**Your objective:**
Pull out from the material below all lines with "Daily".

::: Available records

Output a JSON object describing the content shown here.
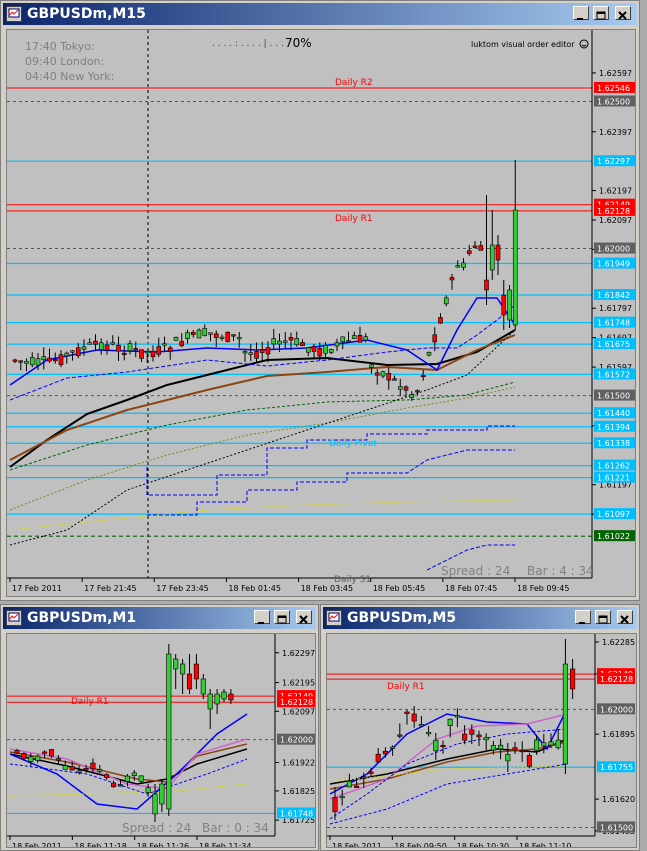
{
  "windows": {
    "m15": {
      "title": "GBPUSDm,M15",
      "clock": {
        "tokyo": "17:40 Tokyo:",
        "london": "09:40 London:",
        "newyork": "04:40 New York:"
      },
      "progress": {
        "dots": ". . . . : . . . . | . . .",
        "percent": "70%"
      },
      "indicator_label": "luktom visual order editor",
      "pivot_labels": {
        "r2": "Daily R2",
        "r1": "Daily R1",
        "pivot": "Daily Pivot",
        "s1": "Daily S1"
      },
      "price_ticks": [
        "1.62597",
        "1.62397",
        "1.62197",
        "1.62097",
        "1.61997",
        "1.61797",
        "1.61697",
        "1.61597",
        "1.61397",
        "1.61197",
        "1.61097"
      ],
      "price_tags": [
        {
          "v": "1.62546",
          "bg": "#ff0000",
          "fg": "#ffffff"
        },
        {
          "v": "1.62500",
          "bg": "#606060",
          "fg": "#ffffff"
        },
        {
          "v": "1.62297",
          "bg": "#00bfff",
          "fg": "#ffffff"
        },
        {
          "v": "1.62149",
          "bg": "#ff0000",
          "fg": "#ffffff"
        },
        {
          "v": "1.62128",
          "bg": "#ff0000",
          "fg": "#ffffff"
        },
        {
          "v": "1.62000",
          "bg": "#606060",
          "fg": "#ffffff"
        },
        {
          "v": "1.61949",
          "bg": "#00bfff",
          "fg": "#ffffff"
        },
        {
          "v": "1.61842",
          "bg": "#00bfff",
          "fg": "#ffffff"
        },
        {
          "v": "1.61748",
          "bg": "#00bfff",
          "fg": "#ffffff"
        },
        {
          "v": "1.61675",
          "bg": "#00bfff",
          "fg": "#ffffff"
        },
        {
          "v": "1.61572",
          "bg": "#00bfff",
          "fg": "#ffffff"
        },
        {
          "v": "1.61500",
          "bg": "#606060",
          "fg": "#ffffff"
        },
        {
          "v": "1.61440",
          "bg": "#00bfff",
          "fg": "#ffffff"
        },
        {
          "v": "1.61394",
          "bg": "#00bfff",
          "fg": "#ffffff"
        },
        {
          "v": "1.61338",
          "bg": "#00bfff",
          "fg": "#ffffff"
        },
        {
          "v": "1.61262",
          "bg": "#00bfff",
          "fg": "#ffffff"
        },
        {
          "v": "1.61221",
          "bg": "#00bfff",
          "fg": "#ffffff"
        },
        {
          "v": "1.61097",
          "bg": "#00bfff",
          "fg": "#ffffff"
        },
        {
          "v": "1.61022",
          "bg": "#006400",
          "fg": "#ffffff"
        }
      ],
      "time_ticks": [
        "17 Feb 2011",
        "17 Feb 21:45",
        "17 Feb 23:45",
        "18 Feb 01:45",
        "18 Feb 03:45",
        "18 Feb 05:45",
        "18 Feb 07:45",
        "18 Feb 09:45"
      ],
      "spread_text": "Spread : 24",
      "bar_text": "Bar : 4 : 34"
    },
    "m1": {
      "title": "GBPUSDm,M1",
      "pivot_labels": {
        "r1": "Daily R1"
      },
      "price_ticks": [
        "1.62297",
        "1.62195",
        "1.62097",
        "1.61922",
        "1.61825",
        "1.61725"
      ],
      "price_tags": [
        {
          "v": "1.62149",
          "bg": "#ff0000",
          "fg": "#ffffff"
        },
        {
          "v": "1.62128",
          "bg": "#ff0000",
          "fg": "#ffffff"
        },
        {
          "v": "1.62000",
          "bg": "#606060",
          "fg": "#ffffff"
        },
        {
          "v": "1.61748",
          "bg": "#00bfff",
          "fg": "#ffffff"
        }
      ],
      "time_ticks": [
        "18 Feb 2011",
        "18 Feb 11:18",
        "18 Feb 11:26",
        "18 Feb 11:34"
      ],
      "spread_text": "Spread : 24",
      "bar_text": "Bar : 0 : 34"
    },
    "m5": {
      "title": "GBPUSDm,M5",
      "pivot_labels": {
        "r1": "Daily R1"
      },
      "price_ticks": [
        "1.62285",
        "1.62150",
        "1.61895",
        "1.61620",
        "1.61485"
      ],
      "price_tags": [
        {
          "v": "1.62149",
          "bg": "#ff0000",
          "fg": "#ffffff"
        },
        {
          "v": "1.62128",
          "bg": "#ff0000",
          "fg": "#ffffff"
        },
        {
          "v": "1.62000",
          "bg": "#606060",
          "fg": "#ffffff"
        },
        {
          "v": "1.61755",
          "bg": "#00bfff",
          "fg": "#ffffff"
        },
        {
          "v": "1.61500",
          "bg": "#606060",
          "fg": "#ffffff"
        }
      ],
      "time_ticks": [
        "18 Feb 2011",
        "18 Feb 09:50",
        "18 Feb 10:30",
        "18 Feb 11:10"
      ]
    }
  },
  "colors": {
    "chart_bg": "#c0c0c0",
    "bull": "#32cd32",
    "bear": "#ff0000",
    "pivot": "#ff0000",
    "sr": "#00bfff",
    "title_from": "#0a246a",
    "title_to": "#a6caf0"
  }
}
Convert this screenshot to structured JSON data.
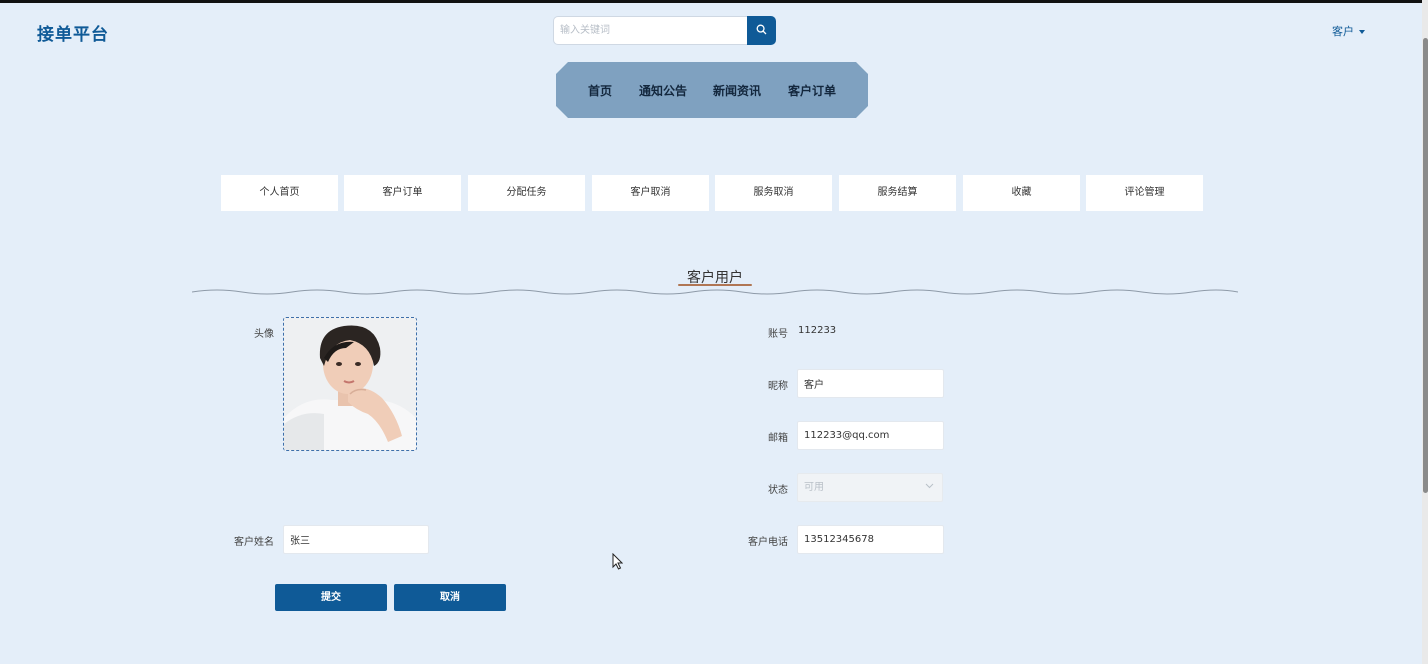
{
  "header": {
    "logo": "接单平台",
    "search_placeholder": "输入关键词",
    "user_menu": "客户"
  },
  "main_nav": [
    "首页",
    "通知公告",
    "新闻资讯",
    "客户订单"
  ],
  "sub_nav": [
    "个人首页",
    "客户订单",
    "分配任务",
    "客户取消",
    "服务取消",
    "服务结算",
    "收藏",
    "评论管理"
  ],
  "section_title": "客户用户",
  "form": {
    "avatar_label": "头像",
    "account_label": "账号",
    "account_value": "112233",
    "nickname_label": "昵称",
    "nickname_value": "客户",
    "email_label": "邮箱",
    "email_value": "112233@qq.com",
    "status_label": "状态",
    "status_value": "可用",
    "name_label": "客户姓名",
    "name_value": "张三",
    "phone_label": "客户电话",
    "phone_value": "13512345678",
    "submit_label": "提交",
    "cancel_label": "取消"
  },
  "colors": {
    "brand": "#0f5a97",
    "page_bg": "#e4eef9",
    "nav_bg": "#7fa1c0"
  }
}
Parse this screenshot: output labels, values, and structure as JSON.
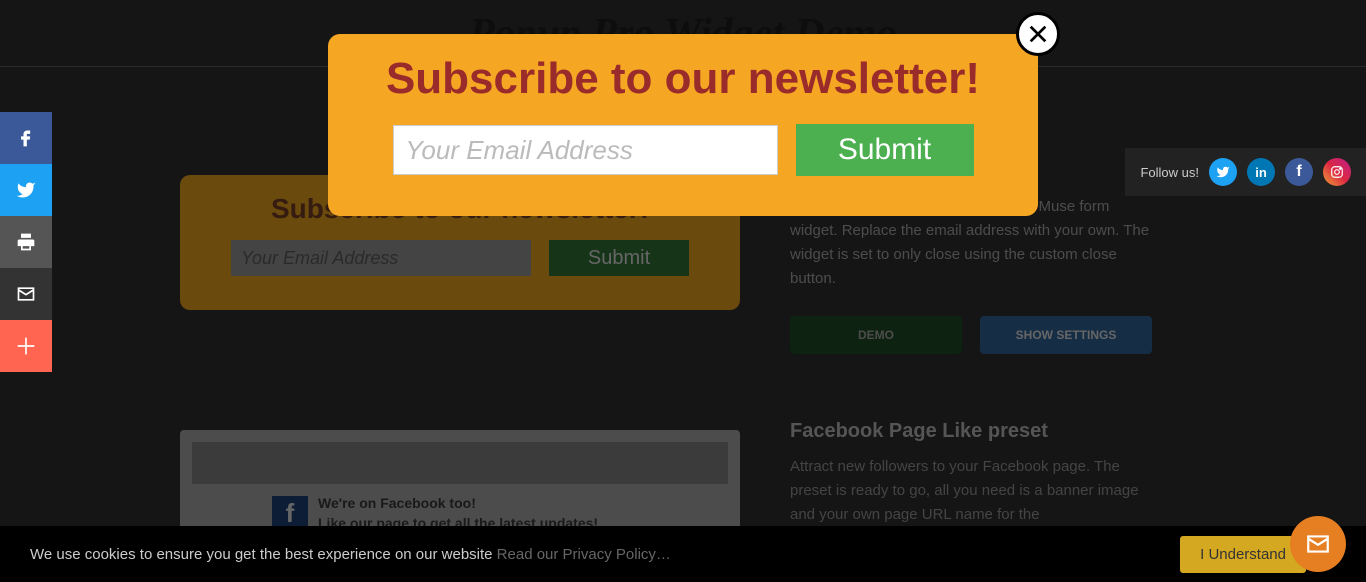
{
  "page_title": "Popup Pro Widget Demo",
  "popup": {
    "title": "Subscribe to our newsletter!",
    "email_placeholder": "Your Email Address",
    "submit_label": "Submit"
  },
  "preview_card": {
    "title": "Subscribe to our newsletter!",
    "email_placeholder": "Your Email Address",
    "submit_label": "Submit"
  },
  "section1": {
    "description": "This widget is based on the standard Muse form widget. Replace the email address with your own. The widget is set to only close using the custom close button.",
    "demo_label": "DEMO",
    "settings_label": "SHOW SETTINGS"
  },
  "section2": {
    "title": "Facebook Page Like preset",
    "description": "Attract new followers to your Facebook page. The preset is ready to go, all you need is a banner image and your own page URL name for the",
    "fb_line1": "We're on Facebook too!",
    "fb_line2": "Like our page to get all the latest updates!"
  },
  "follow": {
    "label": "Follow us!"
  },
  "cookie": {
    "text": "We use cookies to ensure you get the best experience on our website ",
    "link": "Read our Privacy Policy…",
    "button": "I Understand"
  }
}
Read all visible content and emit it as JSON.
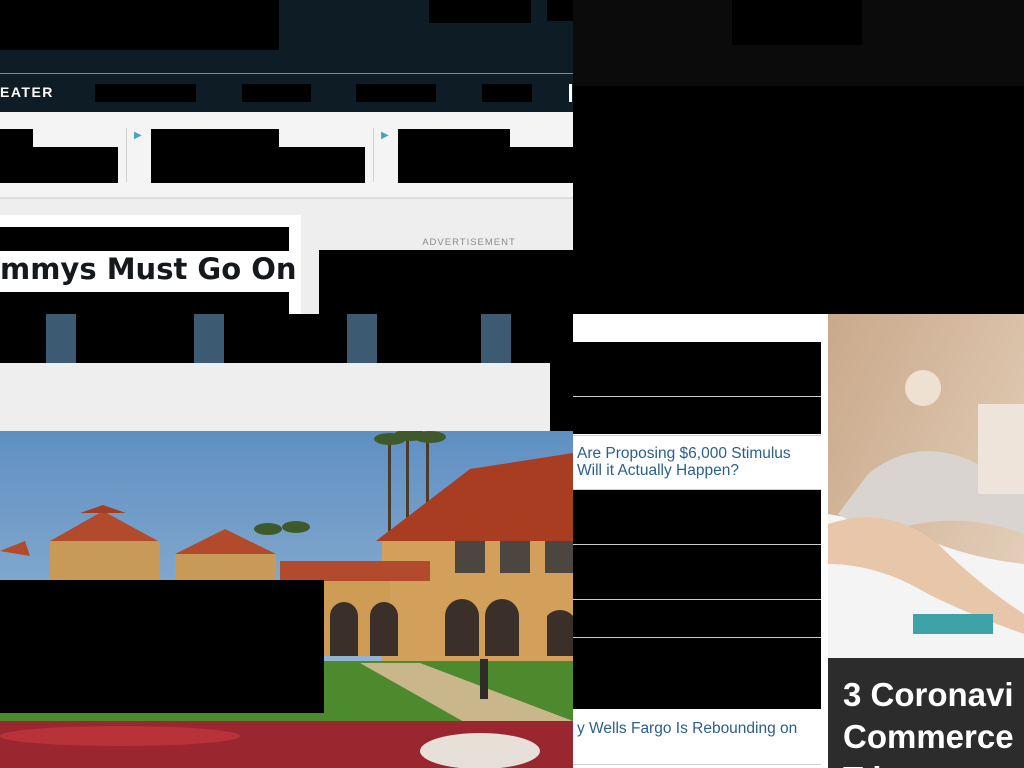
{
  "site": {
    "nav": {
      "section_label": "EATER"
    },
    "advertisement_label": "ADVERTISEMENT",
    "article": {
      "headline": "mmys Must Go On"
    }
  },
  "recommended": {
    "links": [
      {
        "line1": "Are Proposing $6,000 Stimulus",
        "line2": "Will it Actually Happen?"
      },
      {
        "line1": "y Wells Fargo Is Rebounding on",
        "line2": ""
      }
    ]
  },
  "promo_tile": {
    "caption_line1": "3 Coronavi",
    "caption_line2": "Commerce",
    "caption_line3": "T      l  t   "
  },
  "colors": {
    "header_navy": "#0e1c26",
    "link_blue": "#2a5f8e",
    "accent_teal": "#4aa6b8"
  }
}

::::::

**Exercise result:**
        "r2": "Daily R2",
        "r1": "Daily R1",
        "pivot": "Daily Pivot",
        "s1": "Daily S1"
        "r1": "Daily R1"
        "r1": "Daily R1"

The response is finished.